- Blurred vision
- Vision decline
- Seeing floaters in your field of vision
If you experience any of these uveitis symptoms, schedule an exam with an eye care professional. The earlier you treat the problem, the better chance you’ll have to preserve your vision.
You can even book a free eye test with the NHS if you experience anything unusual in your eye or vision. In case you are not eligible to get it from the NHS, we offer a free eye test in the UK to every resident. So, you can have one from our skilled optical staff both in our stores or your home.
What Could Possibly Cause Uveitis?
In most cases, you won’t find an apparent underlying cause for this eye disease. It is associated with a number of diseases and syndromes or might just be the result of your body’s natural response to infections.
Uveitis can happen in people with autoimmune disorders such as:
- Rheumatoid arthritis
- Ulcerative colitis
- Ankylosing spondylitis
- Reactive arthritis
- Crohn’s disease
- Multiple sclerosis
Certain infections also put you at a higher risk of developing uveitis. Here they are:
Eye injury, trauma or exposure to harmful toxins can cause inflammation and give rise to this problem. Some researchers also suggest that inking your body might have something to do with this eye disease. They believe that tattooing your skin can trigger an immune response that can affect your skin or eyes.
Complications of Uveitis
When left untreated, uveitis may even lead to:
- Retinal scarring
- Retinal swelling
- Retinal detachment
- Permanent vision loss

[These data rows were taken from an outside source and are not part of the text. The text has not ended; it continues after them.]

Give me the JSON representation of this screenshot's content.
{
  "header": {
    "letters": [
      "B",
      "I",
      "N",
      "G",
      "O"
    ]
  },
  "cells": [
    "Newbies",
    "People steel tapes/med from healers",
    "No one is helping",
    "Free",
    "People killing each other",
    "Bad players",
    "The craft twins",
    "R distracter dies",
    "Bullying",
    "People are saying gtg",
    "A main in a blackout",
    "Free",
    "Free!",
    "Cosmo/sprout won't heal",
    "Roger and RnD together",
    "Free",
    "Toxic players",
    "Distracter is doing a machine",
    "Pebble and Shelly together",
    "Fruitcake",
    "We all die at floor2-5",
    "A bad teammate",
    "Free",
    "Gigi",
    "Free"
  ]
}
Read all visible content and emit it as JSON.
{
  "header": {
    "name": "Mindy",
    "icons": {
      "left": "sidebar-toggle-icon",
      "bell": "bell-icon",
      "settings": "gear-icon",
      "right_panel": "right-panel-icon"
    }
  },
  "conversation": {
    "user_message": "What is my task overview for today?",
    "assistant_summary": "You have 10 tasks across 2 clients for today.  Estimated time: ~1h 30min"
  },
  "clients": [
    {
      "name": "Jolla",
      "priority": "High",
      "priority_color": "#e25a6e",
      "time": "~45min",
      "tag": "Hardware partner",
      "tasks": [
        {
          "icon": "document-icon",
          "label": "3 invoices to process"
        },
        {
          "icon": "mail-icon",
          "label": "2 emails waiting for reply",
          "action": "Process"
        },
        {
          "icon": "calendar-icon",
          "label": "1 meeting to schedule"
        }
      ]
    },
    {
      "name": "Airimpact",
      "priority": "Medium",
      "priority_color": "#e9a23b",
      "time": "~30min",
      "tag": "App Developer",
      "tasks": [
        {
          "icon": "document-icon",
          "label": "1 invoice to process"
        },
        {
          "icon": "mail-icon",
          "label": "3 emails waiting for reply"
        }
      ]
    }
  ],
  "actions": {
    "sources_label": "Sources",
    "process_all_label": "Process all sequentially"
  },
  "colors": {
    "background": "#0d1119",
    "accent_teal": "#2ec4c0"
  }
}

People experiencing changes in their genes are also more likely to develop this problem. Moreover, cigarette smoking makes it even harder to control uveitis.
Your uveitis could also turn severe if you use contact lenses or wear eye makeup before your eyes have healed. Using contacts will make matters worse if your uveitis is a result of an underlying infection.
So, switch to prescription glasses and give your eyes some relief. If you don’t have them, you can buy prescription glasses online from us at discounted prices. We have a wide range of frame styles so you don’t have to sacrifice style when wearing specs.
It’s important to seek the right treatment for uveitis as soon as you can. If you overlook this problem, it can lead to severe eye problems including blindness.
The treatment would aim to control inflammation, ease eye pain, prevent complications and restore lost visual acuity.
The kind of treatment your doctor would prescribe depends on the type of uveitis you have, where it has occurred and whether it has affected both eyes.
If you have anterior uveitis, your doctor might recommend dark or tinted glasses to combat light sensitivity and eye pain.
Corticosteroids is a type of steroid that blocks the production of a chemical that causes inflammation. They are used to treat posterior uveitis. You will either get it in the form of eye drops, shots or pills. If these medicines don’t work, your doctor will move you to another type of uveitis treatment method.
Taking steroid pills will have some side effects on your body which includes sleeplessness, weight gain, anxiety and mood swings.
However, if your uveitis has been caused due to an underlying infection, you will need antibiotics or other medications to treat that infection. Once you get rid of the infection, your uveitis will go away as well.
But, if your uveitis is stubborn and keeps coming back even after several treatment procedures, surgeries like vitrectomy or implant surgery might help.
If you have an autoimmune disease, then the ideal type of treatment will include drugs that suppress your immune system.